◆ PROBLEM STATEMENT ◆
Output all of the records word for word and drop the images.

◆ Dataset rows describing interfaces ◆
=== Section Start ===
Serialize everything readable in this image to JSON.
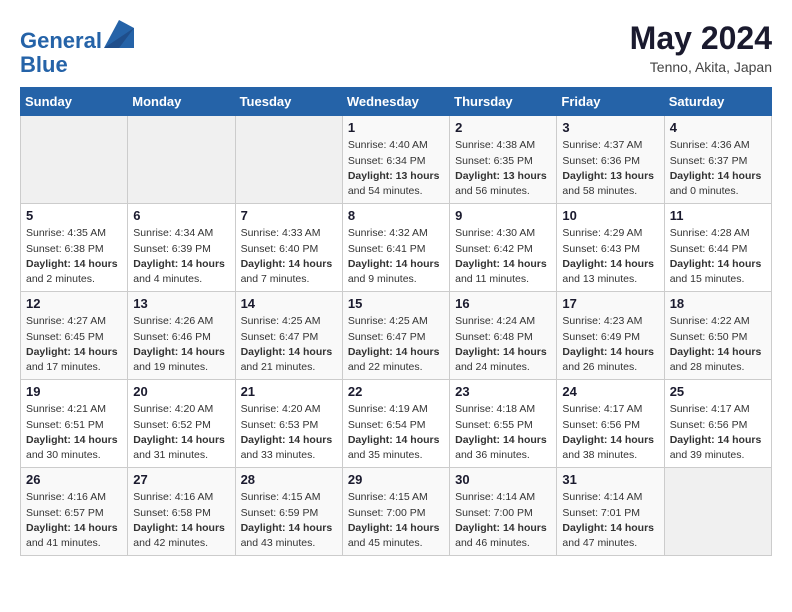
{
  "header": {
    "logo_line1": "General",
    "logo_line2": "Blue",
    "month": "May 2024",
    "location": "Tenno, Akita, Japan"
  },
  "days_of_week": [
    "Sunday",
    "Monday",
    "Tuesday",
    "Wednesday",
    "Thursday",
    "Friday",
    "Saturday"
  ],
  "weeks": [
    [
      {
        "day": "",
        "info": ""
      },
      {
        "day": "",
        "info": ""
      },
      {
        "day": "",
        "info": ""
      },
      {
        "day": "1",
        "info": "Sunrise: 4:40 AM\nSunset: 6:34 PM\nDaylight: 13 hours\nand 54 minutes."
      },
      {
        "day": "2",
        "info": "Sunrise: 4:38 AM\nSunset: 6:35 PM\nDaylight: 13 hours\nand 56 minutes."
      },
      {
        "day": "3",
        "info": "Sunrise: 4:37 AM\nSunset: 6:36 PM\nDaylight: 13 hours\nand 58 minutes."
      },
      {
        "day": "4",
        "info": "Sunrise: 4:36 AM\nSunset: 6:37 PM\nDaylight: 14 hours\nand 0 minutes."
      }
    ],
    [
      {
        "day": "5",
        "info": "Sunrise: 4:35 AM\nSunset: 6:38 PM\nDaylight: 14 hours\nand 2 minutes."
      },
      {
        "day": "6",
        "info": "Sunrise: 4:34 AM\nSunset: 6:39 PM\nDaylight: 14 hours\nand 4 minutes."
      },
      {
        "day": "7",
        "info": "Sunrise: 4:33 AM\nSunset: 6:40 PM\nDaylight: 14 hours\nand 7 minutes."
      },
      {
        "day": "8",
        "info": "Sunrise: 4:32 AM\nSunset: 6:41 PM\nDaylight: 14 hours\nand 9 minutes."
      },
      {
        "day": "9",
        "info": "Sunrise: 4:30 AM\nSunset: 6:42 PM\nDaylight: 14 hours\nand 11 minutes."
      },
      {
        "day": "10",
        "info": "Sunrise: 4:29 AM\nSunset: 6:43 PM\nDaylight: 14 hours\nand 13 minutes."
      },
      {
        "day": "11",
        "info": "Sunrise: 4:28 AM\nSunset: 6:44 PM\nDaylight: 14 hours\nand 15 minutes."
      }
    ],
    [
      {
        "day": "12",
        "info": "Sunrise: 4:27 AM\nSunset: 6:45 PM\nDaylight: 14 hours\nand 17 minutes."
      },
      {
        "day": "13",
        "info": "Sunrise: 4:26 AM\nSunset: 6:46 PM\nDaylight: 14 hours\nand 19 minutes."
      },
      {
        "day": "14",
        "info": "Sunrise: 4:25 AM\nSunset: 6:47 PM\nDaylight: 14 hours\nand 21 minutes."
      },
      {
        "day": "15",
        "info": "Sunrise: 4:25 AM\nSunset: 6:47 PM\nDaylight: 14 hours\nand 22 minutes."
      },
      {
        "day": "16",
        "info": "Sunrise: 4:24 AM\nSunset: 6:48 PM\nDaylight: 14 hours\nand 24 minutes."
      },
      {
        "day": "17",
        "info": "Sunrise: 4:23 AM\nSunset: 6:49 PM\nDaylight: 14 hours\nand 26 minutes."
      },
      {
        "day": "18",
        "info": "Sunrise: 4:22 AM\nSunset: 6:50 PM\nDaylight: 14 hours\nand 28 minutes."
      }
    ],
    [
      {
        "day": "19",
        "info": "Sunrise: 4:21 AM\nSunset: 6:51 PM\nDaylight: 14 hours\nand 30 minutes."
      },
      {
        "day": "20",
        "info": "Sunrise: 4:20 AM\nSunset: 6:52 PM\nDaylight: 14 hours\nand 31 minutes."
      },
      {
        "day": "21",
        "info": "Sunrise: 4:20 AM\nSunset: 6:53 PM\nDaylight: 14 hours\nand 33 minutes."
      },
      {
        "day": "22",
        "info": "Sunrise: 4:19 AM\nSunset: 6:54 PM\nDaylight: 14 hours\nand 35 minutes."
      },
      {
        "day": "23",
        "info": "Sunrise: 4:18 AM\nSunset: 6:55 PM\nDaylight: 14 hours\nand 36 minutes."
      },
      {
        "day": "24",
        "info": "Sunrise: 4:17 AM\nSunset: 6:56 PM\nDaylight: 14 hours\nand 38 minutes."
      },
      {
        "day": "25",
        "info": "Sunrise: 4:17 AM\nSunset: 6:56 PM\nDaylight: 14 hours\nand 39 minutes."
      }
    ],
    [
      {
        "day": "26",
        "info": "Sunrise: 4:16 AM\nSunset: 6:57 PM\nDaylight: 14 hours\nand 41 minutes."
      },
      {
        "day": "27",
        "info": "Sunrise: 4:16 AM\nSunset: 6:58 PM\nDaylight: 14 hours\nand 42 minutes."
      },
      {
        "day": "28",
        "info": "Sunrise: 4:15 AM\nSunset: 6:59 PM\nDaylight: 14 hours\nand 43 minutes."
      },
      {
        "day": "29",
        "info": "Sunrise: 4:15 AM\nSunset: 7:00 PM\nDaylight: 14 hours\nand 45 minutes."
      },
      {
        "day": "30",
        "info": "Sunrise: 4:14 AM\nSunset: 7:00 PM\nDaylight: 14 hours\nand 46 minutes."
      },
      {
        "day": "31",
        "info": "Sunrise: 4:14 AM\nSunset: 7:01 PM\nDaylight: 14 hours\nand 47 minutes."
      },
      {
        "day": "",
        "info": ""
      }
    ]
  ]
}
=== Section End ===
◆ OUTPUT FOR THIS EXERCISE ◆
Serialize everything readable in this image to JSON.
{
  "header": {
    "logo_line1": "General",
    "logo_line2": "Blue",
    "month": "May 2024",
    "location": "Tenno, Akita, Japan"
  },
  "days_of_week": [
    "Sunday",
    "Monday",
    "Tuesday",
    "Wednesday",
    "Thursday",
    "Friday",
    "Saturday"
  ],
  "weeks": [
    [
      {
        "day": "",
        "info": ""
      },
      {
        "day": "",
        "info": ""
      },
      {
        "day": "",
        "info": ""
      },
      {
        "day": "1",
        "info": "Sunrise: 4:40 AM\nSunset: 6:34 PM\nDaylight: 13 hours\nand 54 minutes."
      },
      {
        "day": "2",
        "info": "Sunrise: 4:38 AM\nSunset: 6:35 PM\nDaylight: 13 hours\nand 56 minutes."
      },
      {
        "day": "3",
        "info": "Sunrise: 4:37 AM\nSunset: 6:36 PM\nDaylight: 13 hours\nand 58 minutes."
      },
      {
        "day": "4",
        "info": "Sunrise: 4:36 AM\nSunset: 6:37 PM\nDaylight: 14 hours\nand 0 minutes."
      }
    ],
    [
      {
        "day": "5",
        "info": "Sunrise: 4:35 AM\nSunset: 6:38 PM\nDaylight: 14 hours\nand 2 minutes."
      },
      {
        "day": "6",
        "info": "Sunrise: 4:34 AM\nSunset: 6:39 PM\nDaylight: 14 hours\nand 4 minutes."
      },
      {
        "day": "7",
        "info": "Sunrise: 4:33 AM\nSunset: 6:40 PM\nDaylight: 14 hours\nand 7 minutes."
      },
      {
        "day": "8",
        "info": "Sunrise: 4:32 AM\nSunset: 6:41 PM\nDaylight: 14 hours\nand 9 minutes."
      },
      {
        "day": "9",
        "info": "Sunrise: 4:30 AM\nSunset: 6:42 PM\nDaylight: 14 hours\nand 11 minutes."
      },
      {
        "day": "10",
        "info": "Sunrise: 4:29 AM\nSunset: 6:43 PM\nDaylight: 14 hours\nand 13 minutes."
      },
      {
        "day": "11",
        "info": "Sunrise: 4:28 AM\nSunset: 6:44 PM\nDaylight: 14 hours\nand 15 minutes."
      }
    ],
    [
      {
        "day": "12",
        "info": "Sunrise: 4:27 AM\nSunset: 6:45 PM\nDaylight: 14 hours\nand 17 minutes."
      },
      {
        "day": "13",
        "info": "Sunrise: 4:26 AM\nSunset: 6:46 PM\nDaylight: 14 hours\nand 19 minutes."
      },
      {
        "day": "14",
        "info": "Sunrise: 4:25 AM\nSunset: 6:47 PM\nDaylight: 14 hours\nand 21 minutes."
      },
      {
        "day": "15",
        "info": "Sunrise: 4:25 AM\nSunset: 6:47 PM\nDaylight: 14 hours\nand 22 minutes."
      },
      {
        "day": "16",
        "info": "Sunrise: 4:24 AM\nSunset: 6:48 PM\nDaylight: 14 hours\nand 24 minutes."
      },
      {
        "day": "17",
        "info": "Sunrise: 4:23 AM\nSunset: 6:49 PM\nDaylight: 14 hours\nand 26 minutes."
      },
      {
        "day": "18",
        "info": "Sunrise: 4:22 AM\nSunset: 6:50 PM\nDaylight: 14 hours\nand 28 minutes."
      }
    ],
    [
      {
        "day": "19",
        "info": "Sunrise: 4:21 AM\nSunset: 6:51 PM\nDaylight: 14 hours\nand 30 minutes."
      },
      {
        "day": "20",
        "info": "Sunrise: 4:20 AM\nSunset: 6:52 PM\nDaylight: 14 hours\nand 31 minutes."
      },
      {
        "day": "21",
        "info": "Sunrise: 4:20 AM\nSunset: 6:53 PM\nDaylight: 14 hours\nand 33 minutes."
      },
      {
        "day": "22",
        "info": "Sunrise: 4:19 AM\nSunset: 6:54 PM\nDaylight: 14 hours\nand 35 minutes."
      },
      {
        "day": "23",
        "info": "Sunrise: 4:18 AM\nSunset: 6:55 PM\nDaylight: 14 hours\nand 36 minutes."
      },
      {
        "day": "24",
        "info": "Sunrise: 4:17 AM\nSunset: 6:56 PM\nDaylight: 14 hours\nand 38 minutes."
      },
      {
        "day": "25",
        "info": "Sunrise: 4:17 AM\nSunset: 6:56 PM\nDaylight: 14 hours\nand 39 minutes."
      }
    ],
    [
      {
        "day": "26",
        "info": "Sunrise: 4:16 AM\nSunset: 6:57 PM\nDaylight: 14 hours\nand 41 minutes."
      },
      {
        "day": "27",
        "info": "Sunrise: 4:16 AM\nSunset: 6:58 PM\nDaylight: 14 hours\nand 42 minutes."
      },
      {
        "day": "28",
        "info": "Sunrise: 4:15 AM\nSunset: 6:59 PM\nDaylight: 14 hours\nand 43 minutes."
      },
      {
        "day": "29",
        "info": "Sunrise: 4:15 AM\nSunset: 7:00 PM\nDaylight: 14 hours\nand 45 minutes."
      },
      {
        "day": "30",
        "info": "Sunrise: 4:14 AM\nSunset: 7:00 PM\nDaylight: 14 hours\nand 46 minutes."
      },
      {
        "day": "31",
        "info": "Sunrise: 4:14 AM\nSunset: 7:01 PM\nDaylight: 14 hours\nand 47 minutes."
      },
      {
        "day": "",
        "info": ""
      }
    ]
  ]
}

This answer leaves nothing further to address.